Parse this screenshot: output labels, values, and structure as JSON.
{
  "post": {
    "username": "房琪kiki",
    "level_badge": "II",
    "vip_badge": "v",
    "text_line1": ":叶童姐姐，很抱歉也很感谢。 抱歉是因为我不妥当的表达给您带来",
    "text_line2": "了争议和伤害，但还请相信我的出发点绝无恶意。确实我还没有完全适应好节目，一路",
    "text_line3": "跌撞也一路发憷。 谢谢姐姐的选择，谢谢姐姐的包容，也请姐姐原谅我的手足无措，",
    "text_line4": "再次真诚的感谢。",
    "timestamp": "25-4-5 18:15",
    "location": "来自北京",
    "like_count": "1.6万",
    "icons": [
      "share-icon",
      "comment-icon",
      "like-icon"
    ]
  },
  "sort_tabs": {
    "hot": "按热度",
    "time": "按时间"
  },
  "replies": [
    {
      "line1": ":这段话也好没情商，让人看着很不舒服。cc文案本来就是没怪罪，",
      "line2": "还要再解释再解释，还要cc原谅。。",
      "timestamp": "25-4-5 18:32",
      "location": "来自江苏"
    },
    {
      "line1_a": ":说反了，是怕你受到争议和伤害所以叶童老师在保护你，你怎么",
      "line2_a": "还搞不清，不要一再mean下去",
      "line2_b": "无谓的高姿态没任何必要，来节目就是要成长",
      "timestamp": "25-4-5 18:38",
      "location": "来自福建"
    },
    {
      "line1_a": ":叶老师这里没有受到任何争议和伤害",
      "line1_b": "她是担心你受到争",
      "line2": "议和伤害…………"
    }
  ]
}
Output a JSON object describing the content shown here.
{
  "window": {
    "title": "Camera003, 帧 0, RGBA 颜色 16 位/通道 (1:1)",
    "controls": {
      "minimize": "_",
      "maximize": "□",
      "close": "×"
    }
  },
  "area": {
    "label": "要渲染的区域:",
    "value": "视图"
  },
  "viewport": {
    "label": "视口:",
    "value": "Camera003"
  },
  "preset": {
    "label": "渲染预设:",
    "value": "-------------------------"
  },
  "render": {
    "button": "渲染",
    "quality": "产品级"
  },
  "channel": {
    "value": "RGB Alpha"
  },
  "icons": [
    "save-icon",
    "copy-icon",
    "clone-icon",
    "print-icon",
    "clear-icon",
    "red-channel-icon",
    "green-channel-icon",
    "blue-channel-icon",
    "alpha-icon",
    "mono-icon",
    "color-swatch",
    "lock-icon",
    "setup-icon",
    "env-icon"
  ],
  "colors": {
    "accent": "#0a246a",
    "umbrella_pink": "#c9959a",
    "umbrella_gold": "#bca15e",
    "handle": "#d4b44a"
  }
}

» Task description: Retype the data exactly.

» Response:
Parse this screenshot: output labels, values, and structure as JSON.
{
  "post": {
    "username": "房琪kiki",
    "level_badge": "II",
    "vip_badge": "v",
    "text_line1": ":叶童姐姐，很抱歉也很感谢。 抱歉是因为我不妥当的表达给您带来",
    "text_line2": "了争议和伤害，但还请相信我的出发点绝无恶意。确实我还没有完全适应好节目，一路",
    "text_line3": "跌撞也一路发憷。 谢谢姐姐的选择，谢谢姐姐的包容，也请姐姐原谅我的手足无措，",
    "text_line4": "再次真诚的感谢。",
    "timestamp": "25-4-5 18:15",
    "location": "来自北京",
    "like_count": "1.6万",
    "icons": [
      "share-icon",
      "comment-icon",
      "like-icon"
    ]
  },
  "sort_tabs": {
    "hot": "按热度",
    "time": "按时间"
  },
  "replies": [
    {
      "line1": ":这段话也好没情商，让人看着很不舒服。cc文案本来就是没怪罪，",
      "line2": "还要再解释再解释，还要cc原谅。。",
      "timestamp": "25-4-5 18:32",
      "location": "来自江苏"
    },
    {
      "line1_a": ":说反了，是怕你受到争议和伤害所以叶童老师在保护你，你怎么",
      "line2_a": "还搞不清，不要一再mean下去",
      "line2_b": "无谓的高姿态没任何必要，来节目就是要成长",
      "timestamp": "25-4-5 18:38",
      "location": "来自福建"
    },
    {
      "line1_a": ":叶老师这里没有受到任何争议和伤害",
      "line1_b": "她是担心你受到争",
      "line2": "议和伤害…………"
    }
  ]
}
Output a JSON object describing the content shown here.
{
  "window": {
    "title": "Camera003, 帧 0, RGBA 颜色 16 位/通道 (1:1)",
    "controls": {
      "minimize": "_",
      "maximize": "□",
      "close": "×"
    }
  },
  "area": {
    "label": "要渲染的区域:",
    "value": "视图"
  },
  "viewport": {
    "label": "视口:",
    "value": "Camera003"
  },
  "preset": {
    "label": "渲染预设:",
    "value": "-------------------------"
  },
  "render": {
    "button": "渲染",
    "quality": "产品级"
  },
  "channel": {
    "value": "RGB Alpha"
  },
  "icons": [
    "save-icon",
    "copy-icon",
    "clone-icon",
    "print-icon",
    "clear-icon",
    "red-channel-icon",
    "green-channel-icon",
    "blue-channel-icon",
    "alpha-icon",
    "mono-icon",
    "color-swatch",
    "lock-icon",
    "setup-icon",
    "env-icon"
  ],
  "colors": {
    "accent": "#0a246a",
    "umbrella_pink": "#c9959a",
    "umbrella_gold": "#bca15e",
    "handle": "#d4b44a"
  }
}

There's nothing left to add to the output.